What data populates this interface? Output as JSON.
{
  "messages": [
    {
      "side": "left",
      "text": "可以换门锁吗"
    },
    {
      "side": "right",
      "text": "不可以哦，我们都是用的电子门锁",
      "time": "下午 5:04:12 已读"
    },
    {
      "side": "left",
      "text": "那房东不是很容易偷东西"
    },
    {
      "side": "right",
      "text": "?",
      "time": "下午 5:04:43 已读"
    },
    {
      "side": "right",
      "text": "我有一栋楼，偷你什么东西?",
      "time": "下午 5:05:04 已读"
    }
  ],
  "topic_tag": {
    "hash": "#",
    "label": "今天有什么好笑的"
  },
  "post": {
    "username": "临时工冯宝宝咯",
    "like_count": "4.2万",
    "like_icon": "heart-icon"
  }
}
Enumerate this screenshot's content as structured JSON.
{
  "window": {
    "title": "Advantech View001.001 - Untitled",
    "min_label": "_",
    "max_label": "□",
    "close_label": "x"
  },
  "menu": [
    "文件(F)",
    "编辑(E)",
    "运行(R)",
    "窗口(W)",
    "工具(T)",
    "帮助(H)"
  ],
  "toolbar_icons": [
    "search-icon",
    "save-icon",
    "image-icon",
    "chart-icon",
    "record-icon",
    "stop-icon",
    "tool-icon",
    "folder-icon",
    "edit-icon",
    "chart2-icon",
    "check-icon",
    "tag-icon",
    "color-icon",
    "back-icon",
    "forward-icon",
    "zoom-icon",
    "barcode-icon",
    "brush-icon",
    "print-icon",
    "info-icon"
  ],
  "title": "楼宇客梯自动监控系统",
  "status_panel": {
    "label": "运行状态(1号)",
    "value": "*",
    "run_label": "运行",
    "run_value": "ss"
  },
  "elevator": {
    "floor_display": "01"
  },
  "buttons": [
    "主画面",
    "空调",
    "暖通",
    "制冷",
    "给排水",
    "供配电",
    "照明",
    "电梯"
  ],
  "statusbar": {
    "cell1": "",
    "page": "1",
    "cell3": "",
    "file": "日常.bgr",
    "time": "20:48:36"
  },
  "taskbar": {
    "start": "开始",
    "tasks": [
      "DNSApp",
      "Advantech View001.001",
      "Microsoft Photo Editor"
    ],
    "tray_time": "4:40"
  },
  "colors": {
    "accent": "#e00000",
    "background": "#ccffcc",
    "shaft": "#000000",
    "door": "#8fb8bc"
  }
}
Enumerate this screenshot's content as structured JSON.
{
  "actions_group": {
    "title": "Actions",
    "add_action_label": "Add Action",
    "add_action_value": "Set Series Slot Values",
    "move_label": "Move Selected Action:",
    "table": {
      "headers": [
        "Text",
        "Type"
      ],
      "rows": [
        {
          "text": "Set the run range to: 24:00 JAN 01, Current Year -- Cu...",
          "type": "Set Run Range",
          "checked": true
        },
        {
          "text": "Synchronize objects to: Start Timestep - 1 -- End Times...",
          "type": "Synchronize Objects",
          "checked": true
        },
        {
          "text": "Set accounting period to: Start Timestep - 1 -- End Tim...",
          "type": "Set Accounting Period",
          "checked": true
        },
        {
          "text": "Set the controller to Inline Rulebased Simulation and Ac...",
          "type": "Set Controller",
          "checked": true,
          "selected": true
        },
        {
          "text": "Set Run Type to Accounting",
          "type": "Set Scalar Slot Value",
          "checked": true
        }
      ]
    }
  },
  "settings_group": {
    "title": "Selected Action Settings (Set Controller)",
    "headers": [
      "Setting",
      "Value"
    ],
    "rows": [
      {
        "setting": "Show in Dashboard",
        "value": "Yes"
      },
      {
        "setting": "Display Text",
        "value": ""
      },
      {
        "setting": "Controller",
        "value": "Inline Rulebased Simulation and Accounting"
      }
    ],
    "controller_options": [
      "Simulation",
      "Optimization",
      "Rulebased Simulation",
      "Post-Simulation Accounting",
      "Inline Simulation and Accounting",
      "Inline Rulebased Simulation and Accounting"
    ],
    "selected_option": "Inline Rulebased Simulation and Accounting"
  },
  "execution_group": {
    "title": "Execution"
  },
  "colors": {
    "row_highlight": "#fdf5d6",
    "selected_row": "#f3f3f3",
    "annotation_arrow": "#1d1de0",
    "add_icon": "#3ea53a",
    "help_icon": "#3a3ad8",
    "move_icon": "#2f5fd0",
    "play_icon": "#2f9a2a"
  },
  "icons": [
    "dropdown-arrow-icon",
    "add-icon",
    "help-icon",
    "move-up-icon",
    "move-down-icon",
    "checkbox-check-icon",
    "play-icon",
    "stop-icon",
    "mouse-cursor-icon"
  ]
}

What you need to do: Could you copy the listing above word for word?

Reply to the exercise:
What data populates this interface? Output as JSON.
{
  "messages": [
    {
      "side": "left",
      "text": "可以换门锁吗"
    },
    {
      "side": "right",
      "text": "不可以哦，我们都是用的电子门锁",
      "time": "下午 5:04:12 已读"
    },
    {
      "side": "left",
      "text": "那房东不是很容易偷东西"
    },
    {
      "side": "right",
      "text": "?",
      "time": "下午 5:04:43 已读"
    },
    {
      "side": "right",
      "text": "我有一栋楼，偷你什么东西?",
      "time": "下午 5:05:04 已读"
    }
  ],
  "topic_tag": {
    "hash": "#",
    "label": "今天有什么好笑的"
  },
  "post": {
    "username": "临时工冯宝宝咯",
    "like_count": "4.2万",
    "like_icon": "heart-icon"
  }
}
Enumerate this screenshot's content as structured JSON.
{
  "window": {
    "title": "Advantech View001.001 - Untitled",
    "min_label": "_",
    "max_label": "□",
    "close_label": "x"
  },
  "menu": [
    "文件(F)",
    "编辑(E)",
    "运行(R)",
    "窗口(W)",
    "工具(T)",
    "帮助(H)"
  ],
  "toolbar_icons": [
    "search-icon",
    "save-icon",
    "image-icon",
    "chart-icon",
    "record-icon",
    "stop-icon",
    "tool-icon",
    "folder-icon",
    "edit-icon",
    "chart2-icon",
    "check-icon",
    "tag-icon",
    "color-icon",
    "back-icon",
    "forward-icon",
    "zoom-icon",
    "barcode-icon",
    "brush-icon",
    "print-icon",
    "info-icon"
  ],
  "title": "楼宇客梯自动监控系统",
  "status_panel": {
    "label": "运行状态(1号)",
    "value": "*",
    "run_label": "运行",
    "run_value": "ss"
  },
  "elevator": {
    "floor_display": "01"
  },
  "buttons": [
    "主画面",
    "空调",
    "暖通",
    "制冷",
    "给排水",
    "供配电",
    "照明",
    "电梯"
  ],
  "statusbar": {
    "cell1": "",
    "page": "1",
    "cell3": "",
    "file": "日常.bgr",
    "time": "20:48:36"
  },
  "taskbar": {
    "start": "开始",
    "tasks": [
      "DNSApp",
      "Advantech View001.001",
      "Microsoft Photo Editor"
    ],
    "tray_time": "4:40"
  },
  "colors": {
    "accent": "#e00000",
    "background": "#ccffcc",
    "shaft": "#000000",
    "door": "#8fb8bc"
  }
}
Enumerate this screenshot's content as structured JSON.
{
  "actions_group": {
    "title": "Actions",
    "add_action_label": "Add Action",
    "add_action_value": "Set Series Slot Values",
    "move_label": "Move Selected Action:",
    "table": {
      "headers": [
        "Text",
        "Type"
      ],
      "rows": [
        {
          "text": "Set the run range to: 24:00 JAN 01, Current Year -- Cu...",
          "type": "Set Run Range",
          "checked": true
        },
        {
          "text": "Synchronize objects to: Start Timestep - 1 -- End Times...",
          "type": "Synchronize Objects",
          "checked": true
        },
        {
          "text": "Set accounting period to: Start Timestep - 1 -- End Tim...",
          "type": "Set Accounting Period",
          "checked": true
        },
        {
          "text": "Set the controller to Inline Rulebased Simulation and Ac...",
          "type": "Set Controller",
          "checked": true,
          "selected": true
        },
        {
          "text": "Set Run Type to Accounting",
          "type": "Set Scalar Slot Value",
          "checked": true
        }
      ]
    }
  },
  "settings_group": {
    "title": "Selected Action Settings (Set Controller)",
    "headers": [
      "Setting",
      "Value"
    ],
    "rows": [
      {
        "setting": "Show in Dashboard",
        "value": "Yes"
      },
      {
        "setting": "Display Text",
        "value": ""
      },
      {
        "setting": "Controller",
        "value": "Inline Rulebased Simulation and Accounting"
      }
    ],
    "controller_options": [
      "Simulation",
      "Optimization",
      "Rulebased Simulation",
      "Post-Simulation Accounting",
      "Inline Simulation and Accounting",
      "Inline Rulebased Simulation and Accounting"
    ],
    "selected_option": "Inline Rulebased Simulation and Accounting"
  },
  "execution_group": {
    "title": "Execution"
  },
  "colors": {
    "row_highlight": "#fdf5d6",
    "selected_row": "#f3f3f3",
    "annotation_arrow": "#1d1de0",
    "add_icon": "#3ea53a",
    "help_icon": "#3a3ad8",
    "move_icon": "#2f5fd0",
    "play_icon": "#2f9a2a"
  },
  "icons": [
    "dropdown-arrow-icon",
    "add-icon",
    "help-icon",
    "move-up-icon",
    "move-down-icon",
    "checkbox-check-icon",
    "play-icon",
    "stop-icon",
    "mouse-cursor-icon"
  ]
}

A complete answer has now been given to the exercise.